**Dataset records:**
◇ ◇ ◇ ◇ ◇

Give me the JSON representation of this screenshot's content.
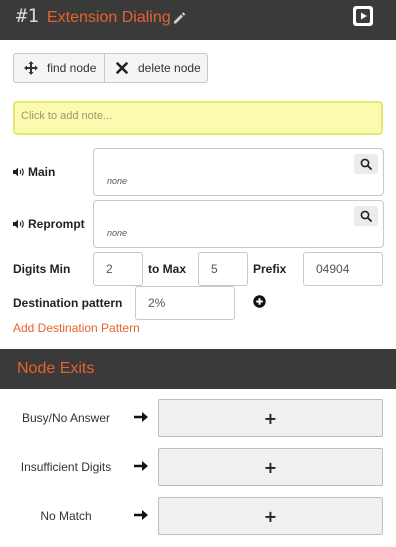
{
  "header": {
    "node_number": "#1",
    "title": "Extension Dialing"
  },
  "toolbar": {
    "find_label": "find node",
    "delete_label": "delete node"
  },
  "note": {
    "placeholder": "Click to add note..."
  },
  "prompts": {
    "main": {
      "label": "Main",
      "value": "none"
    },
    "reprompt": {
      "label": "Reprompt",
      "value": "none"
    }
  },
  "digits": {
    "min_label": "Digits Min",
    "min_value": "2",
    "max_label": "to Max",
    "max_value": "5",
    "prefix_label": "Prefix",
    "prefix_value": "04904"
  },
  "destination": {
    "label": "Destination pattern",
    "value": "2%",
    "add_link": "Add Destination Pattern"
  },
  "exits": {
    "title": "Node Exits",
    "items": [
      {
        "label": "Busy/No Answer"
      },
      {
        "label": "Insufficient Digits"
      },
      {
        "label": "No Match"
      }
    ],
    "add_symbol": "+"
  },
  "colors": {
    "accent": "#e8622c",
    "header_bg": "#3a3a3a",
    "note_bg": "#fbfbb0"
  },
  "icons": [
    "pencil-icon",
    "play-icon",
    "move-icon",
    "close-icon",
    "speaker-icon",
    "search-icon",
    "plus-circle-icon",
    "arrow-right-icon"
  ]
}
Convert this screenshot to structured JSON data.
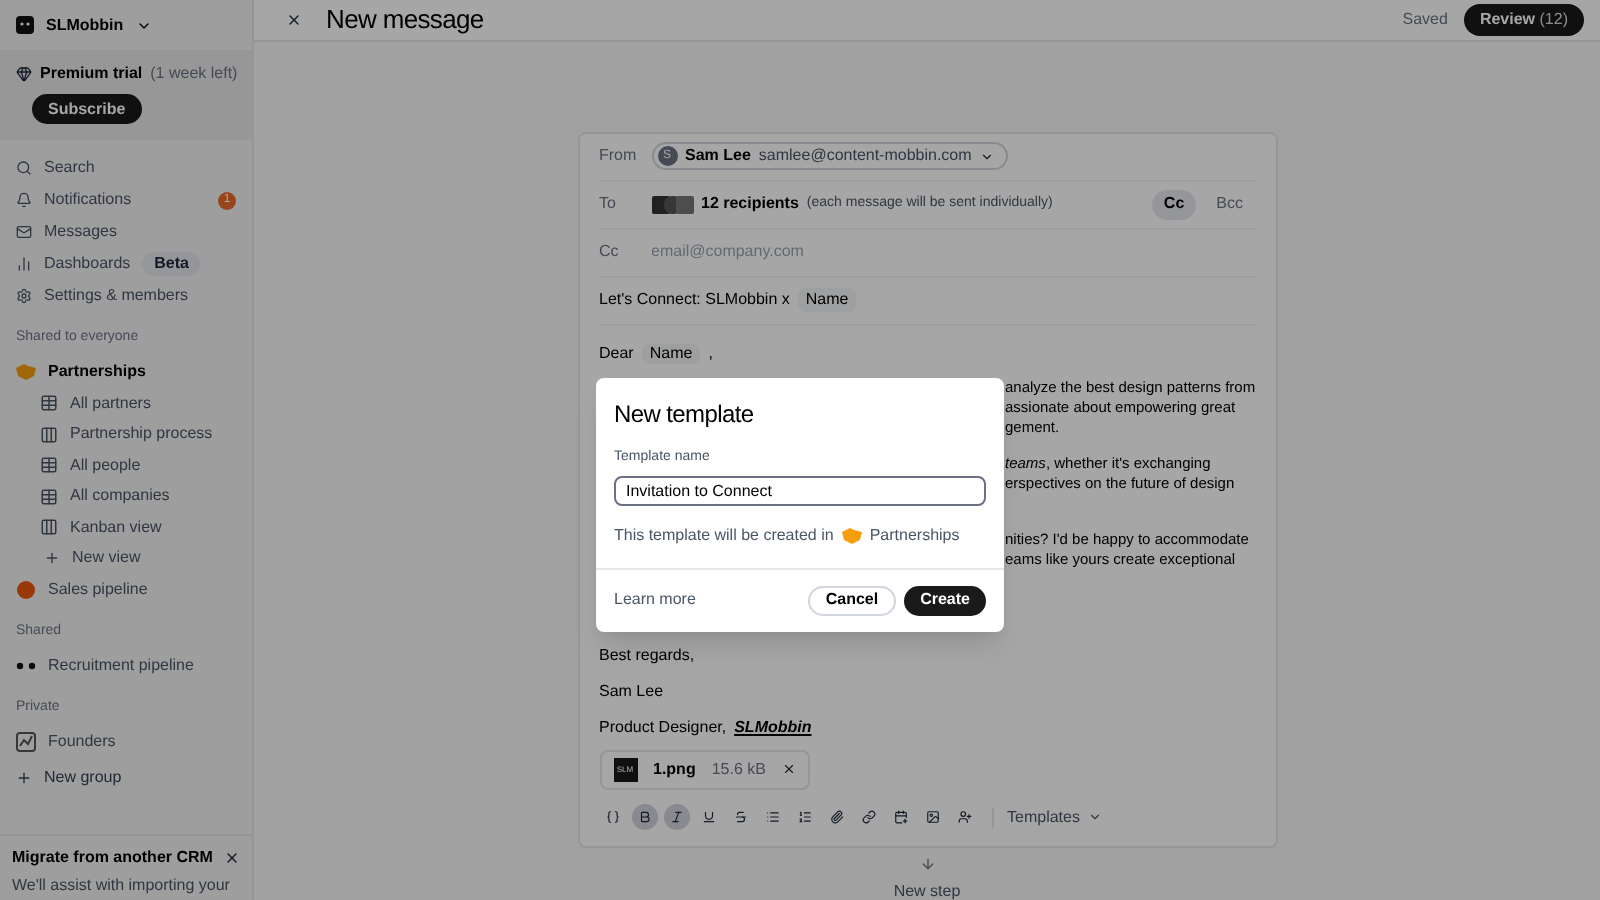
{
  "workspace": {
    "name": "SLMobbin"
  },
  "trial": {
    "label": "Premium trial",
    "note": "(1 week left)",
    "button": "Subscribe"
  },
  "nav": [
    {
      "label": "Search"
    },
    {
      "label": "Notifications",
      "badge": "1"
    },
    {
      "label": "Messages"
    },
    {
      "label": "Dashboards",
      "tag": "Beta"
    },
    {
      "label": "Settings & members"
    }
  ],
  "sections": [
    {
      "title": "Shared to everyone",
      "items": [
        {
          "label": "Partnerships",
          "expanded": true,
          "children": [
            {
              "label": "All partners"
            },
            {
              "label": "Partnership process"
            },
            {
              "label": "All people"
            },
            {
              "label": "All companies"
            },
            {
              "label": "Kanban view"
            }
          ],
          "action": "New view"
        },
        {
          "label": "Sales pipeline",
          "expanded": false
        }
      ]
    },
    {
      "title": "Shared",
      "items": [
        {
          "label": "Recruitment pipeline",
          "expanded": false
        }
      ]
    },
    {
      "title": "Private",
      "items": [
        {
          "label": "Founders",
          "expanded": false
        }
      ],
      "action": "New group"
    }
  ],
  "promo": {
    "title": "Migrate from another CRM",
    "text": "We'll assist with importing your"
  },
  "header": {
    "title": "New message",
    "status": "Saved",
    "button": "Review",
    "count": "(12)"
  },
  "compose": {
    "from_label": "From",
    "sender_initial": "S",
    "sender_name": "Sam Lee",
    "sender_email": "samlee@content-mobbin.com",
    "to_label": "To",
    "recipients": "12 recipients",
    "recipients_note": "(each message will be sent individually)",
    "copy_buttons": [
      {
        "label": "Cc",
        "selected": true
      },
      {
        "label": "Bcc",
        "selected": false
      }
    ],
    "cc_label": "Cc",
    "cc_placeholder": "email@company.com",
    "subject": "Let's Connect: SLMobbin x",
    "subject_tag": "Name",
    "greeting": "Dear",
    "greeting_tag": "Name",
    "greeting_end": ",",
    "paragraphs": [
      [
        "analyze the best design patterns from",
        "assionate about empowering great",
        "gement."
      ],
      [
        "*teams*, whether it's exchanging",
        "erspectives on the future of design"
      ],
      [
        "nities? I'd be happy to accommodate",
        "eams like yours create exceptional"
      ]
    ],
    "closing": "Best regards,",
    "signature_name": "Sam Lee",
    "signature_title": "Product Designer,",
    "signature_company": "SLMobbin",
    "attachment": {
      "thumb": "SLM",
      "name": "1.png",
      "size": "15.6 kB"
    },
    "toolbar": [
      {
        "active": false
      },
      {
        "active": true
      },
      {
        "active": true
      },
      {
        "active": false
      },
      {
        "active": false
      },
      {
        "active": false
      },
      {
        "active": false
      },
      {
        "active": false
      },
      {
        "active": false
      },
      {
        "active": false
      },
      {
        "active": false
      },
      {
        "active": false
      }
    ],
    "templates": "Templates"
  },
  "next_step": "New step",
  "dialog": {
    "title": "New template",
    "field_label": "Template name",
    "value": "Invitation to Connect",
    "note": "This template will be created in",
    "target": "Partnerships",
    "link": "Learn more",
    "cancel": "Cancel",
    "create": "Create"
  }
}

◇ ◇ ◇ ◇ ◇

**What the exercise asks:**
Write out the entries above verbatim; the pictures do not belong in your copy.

**Your solution:**
Give me the JSON representation of this screenshot's content.
{
  "header": {
    "node_number": "#1",
    "title": "Extension Dialing"
  },
  "toolbar": {
    "find_label": "find node",
    "delete_label": "delete node"
  },
  "note": {
    "placeholder": "Click to add note..."
  },
  "prompts": {
    "main": {
      "label": "Main",
      "value": "none"
    },
    "reprompt": {
      "label": "Reprompt",
      "value": "none"
    }
  },
  "digits": {
    "min_label": "Digits Min",
    "min_value": "2",
    "max_label": "to Max",
    "max_value": "5",
    "prefix_label": "Prefix",
    "prefix_value": "04904"
  },
  "destination": {
    "label": "Destination pattern",
    "value": "2%",
    "add_link": "Add Destination Pattern"
  },
  "exits": {
    "title": "Node Exits",
    "items": [
      {
        "label": "Busy/No Answer"
      },
      {
        "label": "Insufficient Digits"
      },
      {
        "label": "No Match"
      }
    ],
    "add_symbol": "+"
  },
  "colors": {
    "accent": "#e8622c",
    "header_bg": "#3a3a3a",
    "note_bg": "#fbfbb0"
  },
  "icons": [
    "pencil-icon",
    "play-icon",
    "move-icon",
    "close-icon",
    "speaker-icon",
    "search-icon",
    "plus-circle-icon",
    "arrow-right-icon"
  ]
}
Convert this screenshot to structured JSON data.
{
  "workspace": {
    "name": "SLMobbin"
  },
  "trial": {
    "label": "Premium trial",
    "note": "(1 week left)",
    "button": "Subscribe"
  },
  "nav": [
    {
      "label": "Search"
    },
    {
      "label": "Notifications",
      "badge": "1"
    },
    {
      "label": "Messages"
    },
    {
      "label": "Dashboards",
      "tag": "Beta"
    },
    {
      "label": "Settings & members"
    }
  ],
  "sections": [
    {
      "title": "Shared to everyone",
      "items": [
        {
          "label": "Partnerships",
          "expanded": true,
          "children": [
            {
              "label": "All partners"
            },
            {
              "label": "Partnership process"
            },
            {
              "label": "All people"
            },
            {
              "label": "All companies"
            },
            {
              "label": "Kanban view"
            }
          ],
          "action": "New view"
        },
        {
          "label": "Sales pipeline",
          "expanded": false
        }
      ]
    },
    {
      "title": "Shared",
      "items": [
        {
          "label": "Recruitment pipeline",
          "expanded": false
        }
      ]
    },
    {
      "title": "Private",
      "items": [
        {
          "label": "Founders",
          "expanded": false
        }
      ],
      "action": "New group"
    }
  ],
  "promo": {
    "title": "Migrate from another CRM",
    "text": "We'll assist with importing your"
  },
  "header": {
    "title": "New message",
    "status": "Saved",
    "button": "Review",
    "count": "(12)"
  },
  "compose": {
    "from_label": "From",
    "sender_initial": "S",
    "sender_name": "Sam Lee",
    "sender_email": "samlee@content-mobbin.com",
    "to_label": "To",
    "recipients": "12 recipients",
    "recipients_note": "(each message will be sent individually)",
    "copy_buttons": [
      {
        "label": "Cc",
        "selected": true
      },
      {
        "label": "Bcc",
        "selected": false
      }
    ],
    "cc_label": "Cc",
    "cc_placeholder": "email@company.com",
    "subject": "Let's Connect: SLMobbin x",
    "subject_tag": "Name",
    "greeting": "Dear",
    "greeting_tag": "Name",
    "greeting_end": ",",
    "paragraphs": [
      [
        "analyze the best design patterns from",
        "assionate about empowering great",
        "gement."
      ],
      [
        "*teams*, whether it's exchanging",
        "erspectives on the future of design"
      ],
      [
        "nities? I'd be happy to accommodate",
        "eams like yours create exceptional"
      ]
    ],
    "closing": "Best regards,",
    "signature_name": "Sam Lee",
    "signature_title": "Product Designer,",
    "signature_company": "SLMobbin",
    "attachment": {
      "thumb": "SLM",
      "name": "1.png",
      "size": "15.6 kB"
    },
    "toolbar": [
      {
        "active": false
      },
      {
        "active": true
      },
      {
        "active": true
      },
      {
        "active": false
      },
      {
        "active": false
      },
      {
        "active": false
      },
      {
        "active": false
      },
      {
        "active": false
      },
      {
        "active": false
      },
      {
        "active": false
      },
      {
        "active": false
      },
      {
        "active": false
      }
    ],
    "templates": "Templates"
  },
  "next_step": "New step",
  "dialog": {
    "title": "New template",
    "field_label": "Template name",
    "value": "Invitation to Connect",
    "note": "This template will be created in",
    "target": "Partnerships",
    "link": "Learn more",
    "cancel": "Cancel",
    "create": "Create"
  }
}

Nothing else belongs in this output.